The Minister assessed the taxpayers, and confirmed the assessments, on the basis that the taxpayers did not make donations of shares to charitable foundations in 1996. Three weeks before trial, the Minister wrote the taxpayers' counsel that the Minister no longer disputed that they donated the shares in December 1996; but asserted that the valuation of the donated shares was still an issue. No motion was brought to amend the Minister's pleadings.

C. Miller J. held that as this new position of the Minister was so fundamentally different from the reassessments at issue and the pleadings, and resulted in a far different tax liability, that s. 152(9) could not and should not be engaged. The taxpayers' appeals were allowed.

World Corp. v. The Queen, 2003 DTC 951, 2003 TCC 494

Counsel for the Crown did not raise a submission (that had not been pleaded) that the taxpayer was controlled, as described in subsection 256(5.1), by a non-resident and, thus, was not a Canadian-controlled private corporation, until late on the final day of the hearing. In these circumstances, it would not have been appropriate for the taxpayer to have been ordered to adduce evidence on the point, and Bell T.C.J. ruled that a submission based on submission 256(5.1) could not be made.

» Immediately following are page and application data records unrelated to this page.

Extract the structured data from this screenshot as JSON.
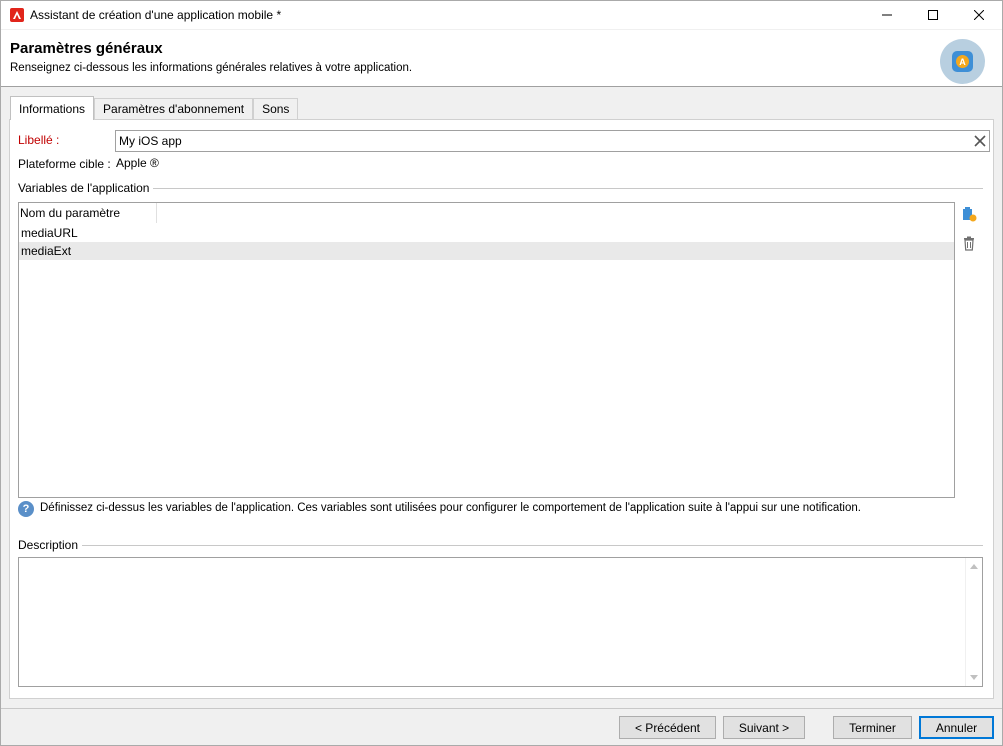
{
  "window": {
    "title": "Assistant de création d'une application mobile *"
  },
  "header": {
    "title": "Paramètres généraux",
    "subtitle": "Renseignez ci-dessous les informations générales relatives à votre application.",
    "icon_badge": "A"
  },
  "tabs": [
    {
      "label": "Informations",
      "active": true
    },
    {
      "label": "Paramètres d'abonnement",
      "active": false
    },
    {
      "label": "Sons",
      "active": false
    }
  ],
  "form": {
    "libelle_label": "Libellé :",
    "libelle_value": "My iOS app",
    "platform_label": "Plateforme cible :",
    "platform_value": "Apple ®"
  },
  "variables": {
    "group_title": "Variables de l'application",
    "column_header": "Nom du paramètre",
    "rows": [
      "mediaURL",
      "mediaExt"
    ],
    "selected_index": 1,
    "help_text": "Définissez ci-dessus les variables de l'application. Ces variables sont utilisées pour configurer le comportement de l'application suite à l'appui sur une notification."
  },
  "description": {
    "group_title": "Description",
    "value": ""
  },
  "footer": {
    "prev": "< Précédent",
    "next": "Suivant >",
    "finish": "Terminer",
    "cancel": "Annuler"
  },
  "colors": {
    "label_required": "#c00000",
    "accent": "#0078d7",
    "brand": "#e1251b"
  }
}
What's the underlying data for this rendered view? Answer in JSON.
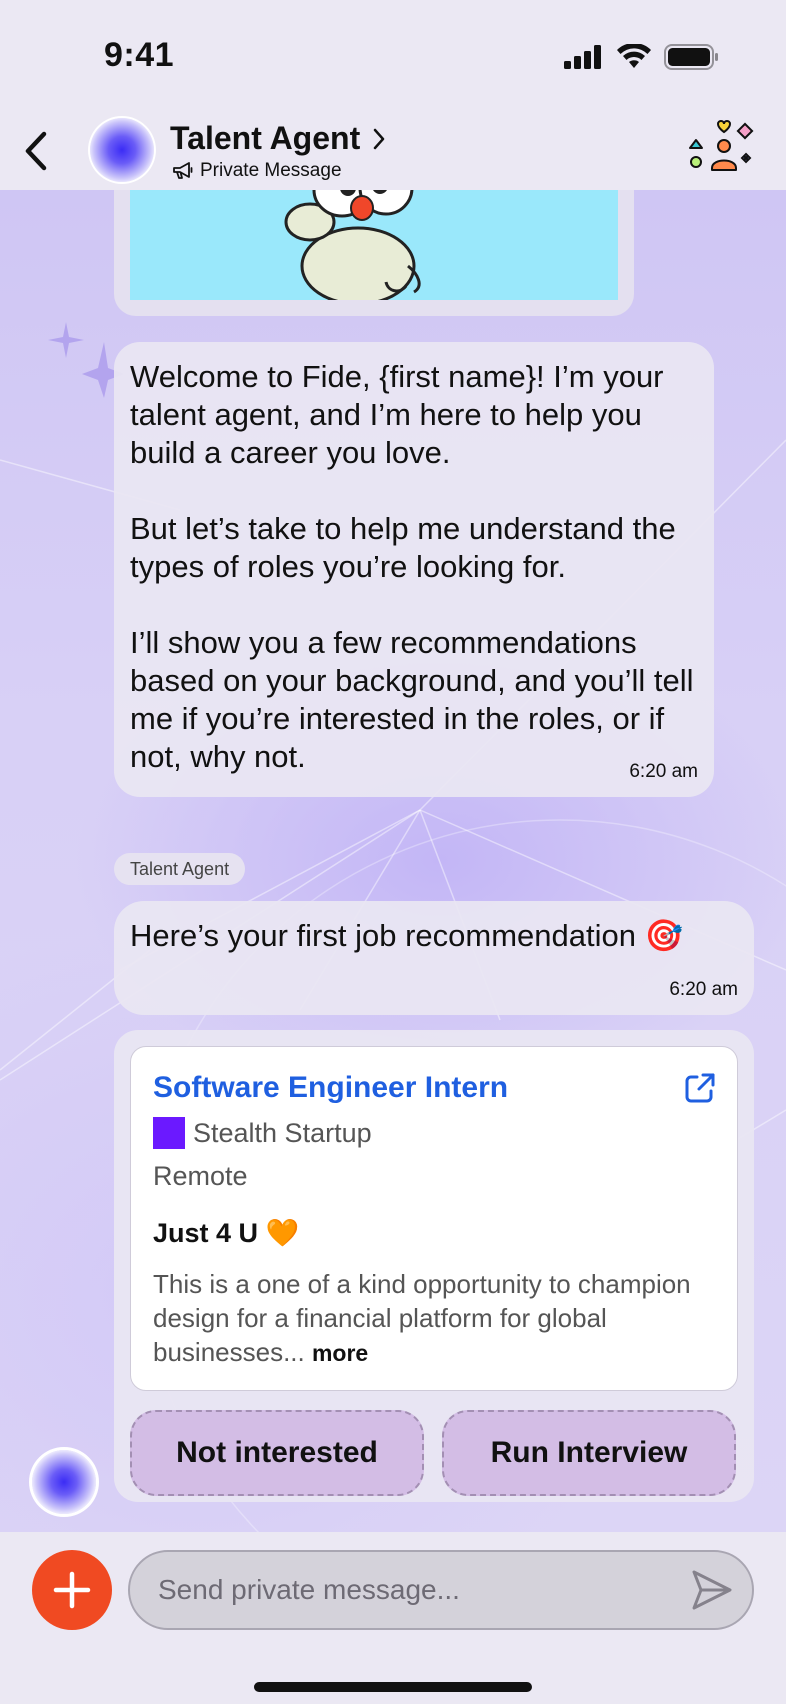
{
  "status_bar": {
    "time": "9:41",
    "icons": [
      "cellular-signal-icon",
      "wifi-icon",
      "battery-icon"
    ]
  },
  "header": {
    "title": "Talent Agent",
    "subtitle": "Private Message",
    "icons": [
      "back-chevron-icon",
      "chevron-right-icon",
      "megaphone-icon",
      "group-people-icon"
    ]
  },
  "messages": {
    "welcome": {
      "text": "Welcome to Fide, {first name}! I’m your talent agent, and I’m here to help you build a career you love.\n\nBut let’s take to help me understand the types of roles you’re looking for.\n\nI’ll show you a few recommendations based on your background, and you’ll tell me if you’re interested in the roles, or if not, why not.",
      "time": "6:20 am"
    },
    "sender_tag": "Talent Agent",
    "recommendation": {
      "text": "Here’s your first job recommendation 🎯",
      "time": "6:20 am"
    }
  },
  "job_card": {
    "title": "Software Engineer Intern",
    "company": "Stealth Startup",
    "company_logo_color": "#6b19ff",
    "location": "Remote",
    "tag": "Just 4 U 🧡",
    "description": "This is a one of a kind opportunity to champion design for a financial platform for global businesses...",
    "more_label": "more",
    "actions": {
      "not_interested": "Not interested",
      "run_interview": "Run Interview"
    }
  },
  "composer": {
    "placeholder": "Send private message...",
    "accent_color": "#f04a22"
  },
  "colors": {
    "link_blue": "#1f5fe0",
    "button_fill": "#d3bde5",
    "chat_background": "#d8d0f6"
  }
}
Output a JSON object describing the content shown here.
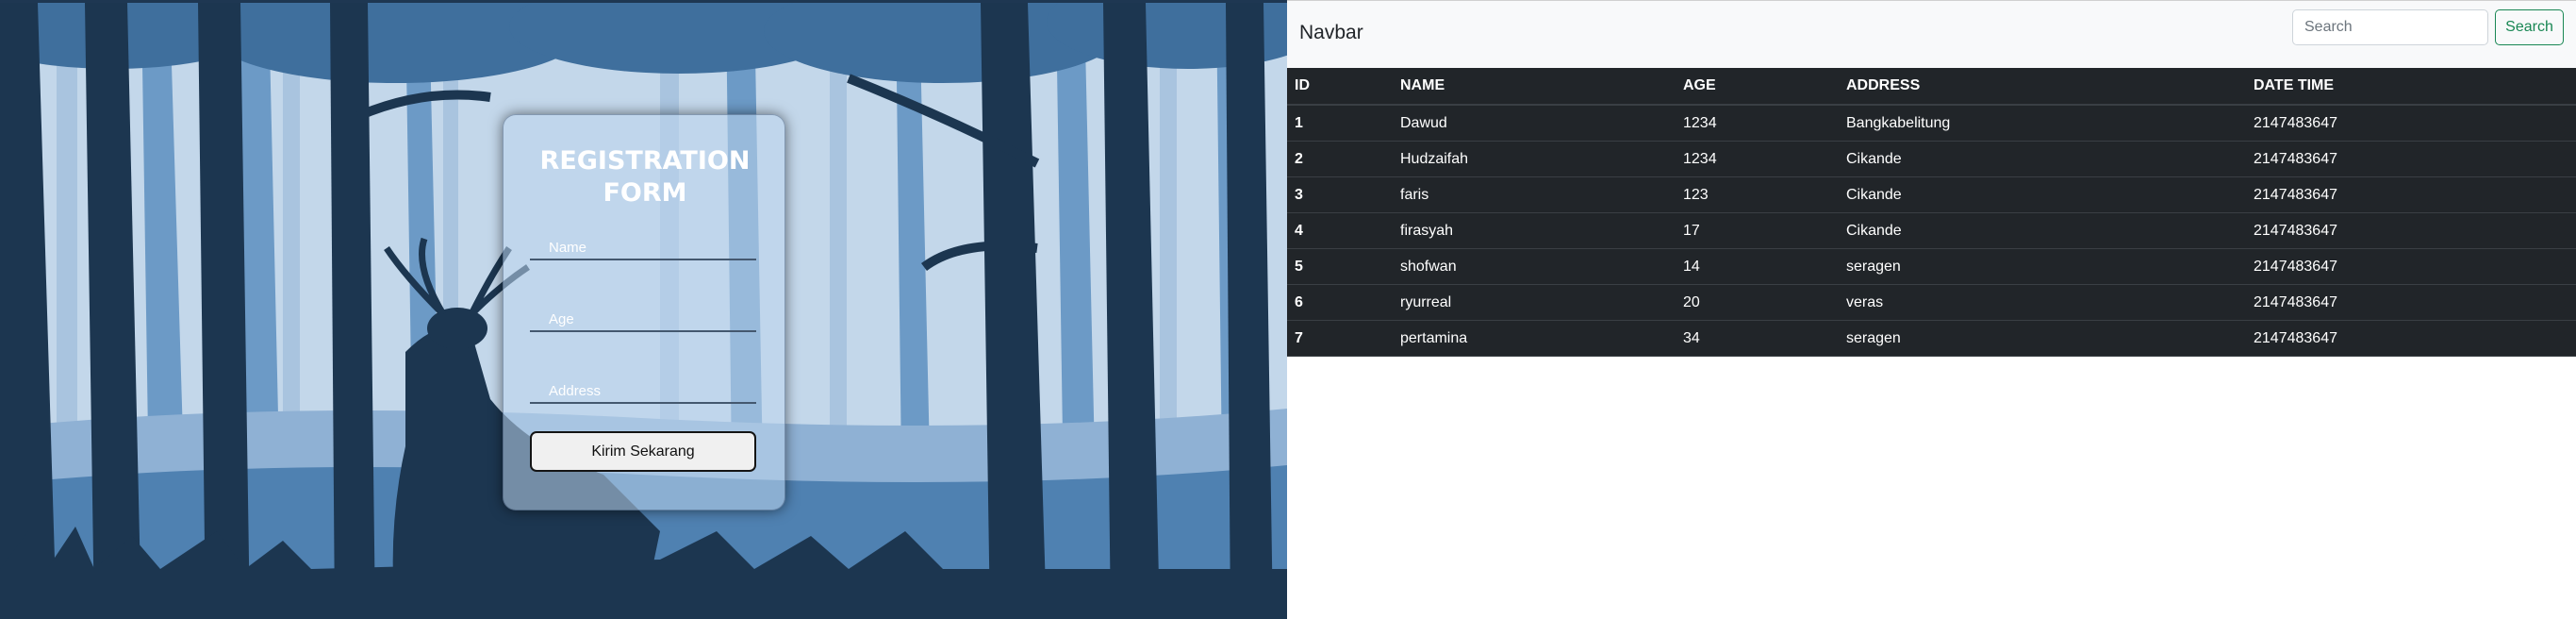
{
  "form": {
    "title_line1": "REGISTRATION",
    "title_line2": "FORM",
    "name_placeholder": "Name",
    "age_placeholder": "Age",
    "address_placeholder": "Address",
    "submit_label": "Kirim Sekarang"
  },
  "navbar": {
    "brand": "Navbar",
    "search_placeholder": "Search",
    "search_button": "Search"
  },
  "table": {
    "headers": [
      "ID",
      "NAME",
      "AGE",
      "ADDRESS",
      "DATE TIME"
    ],
    "rows": [
      {
        "id": "1",
        "name": "Dawud",
        "age": "1234",
        "address": "Bangkabelitung",
        "datetime": "2147483647"
      },
      {
        "id": "2",
        "name": "Hudzaifah",
        "age": "1234",
        "address": "Cikande",
        "datetime": "2147483647"
      },
      {
        "id": "3",
        "name": "faris",
        "age": "123",
        "address": "Cikande",
        "datetime": "2147483647"
      },
      {
        "id": "4",
        "name": "firasyah",
        "age": "17",
        "address": "Cikande",
        "datetime": "2147483647"
      },
      {
        "id": "5",
        "name": "shofwan",
        "age": "14",
        "address": "seragen",
        "datetime": "2147483647"
      },
      {
        "id": "6",
        "name": "ryurreal",
        "age": "20",
        "address": "veras",
        "datetime": "2147483647"
      },
      {
        "id": "7",
        "name": "pertamina",
        "age": "34",
        "address": "seragen",
        "datetime": "2147483647"
      }
    ]
  },
  "colors": {
    "table_bg": "#212529",
    "search_accent": "#198754",
    "navbar_bg": "#f8f9fa",
    "sky": "#c3d7ea",
    "forest_dark": "#1c3650"
  }
}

Derrick Hosanna, "Alternative Arguments on Appeal: Does Finance Get the Last Word?", Tax For The Owner Manager, Vol. 16, No. 4, October 2016, p. 3

S. 152(9) targets Last

The court's finding in Last and in the earlier cases on which Last was based – that the prohibition of an increased assessment on appeal is to be applied on a source-by-source basis – is arguably inconsistent with other case law concerning what an assessment is (the assertion of the amount of tax owing). In an effort to overcome these results, Finance proposes to amend subsection 152(9) to provide that additional arguments can be advanced to support "all or any portion of the total amount determined on assessment."

S. 152(9) might not alter the result in Last (p. 5)

However, it is worth considering whether Finance's selected method to address Last would alter the outcome of the decision. Arguably, Finance's selected method ignores the court's finding that a reassessment was needed on a source-by-source basis. A reassessment beyond the NRP to increase tax for one source (and decrease tax for another) was not supported on the facts, and subsection 152(9) does not authorize an assessment to be issued after the NRP.

Finance disagrees with source-by-source analysis in Last (p.5)

Alternatively, by stating in Budget 2015 that an "assessment is a calculation of a taxpayer's total tax liability for a particular taxation year," Finance seems to be saying that Last and a related line of cases were wrongly decided to the extent that they applied a different concept of assessment. It is curious that Finance did not choose to address its concern with the Last line of cases more directly.

David J. Manoochehri, "An Update on Subsection 152(9): The Minister's Alternative Basis for Assessment", Tax Litigation, Vol. X, No. 1, 2002, p. 608.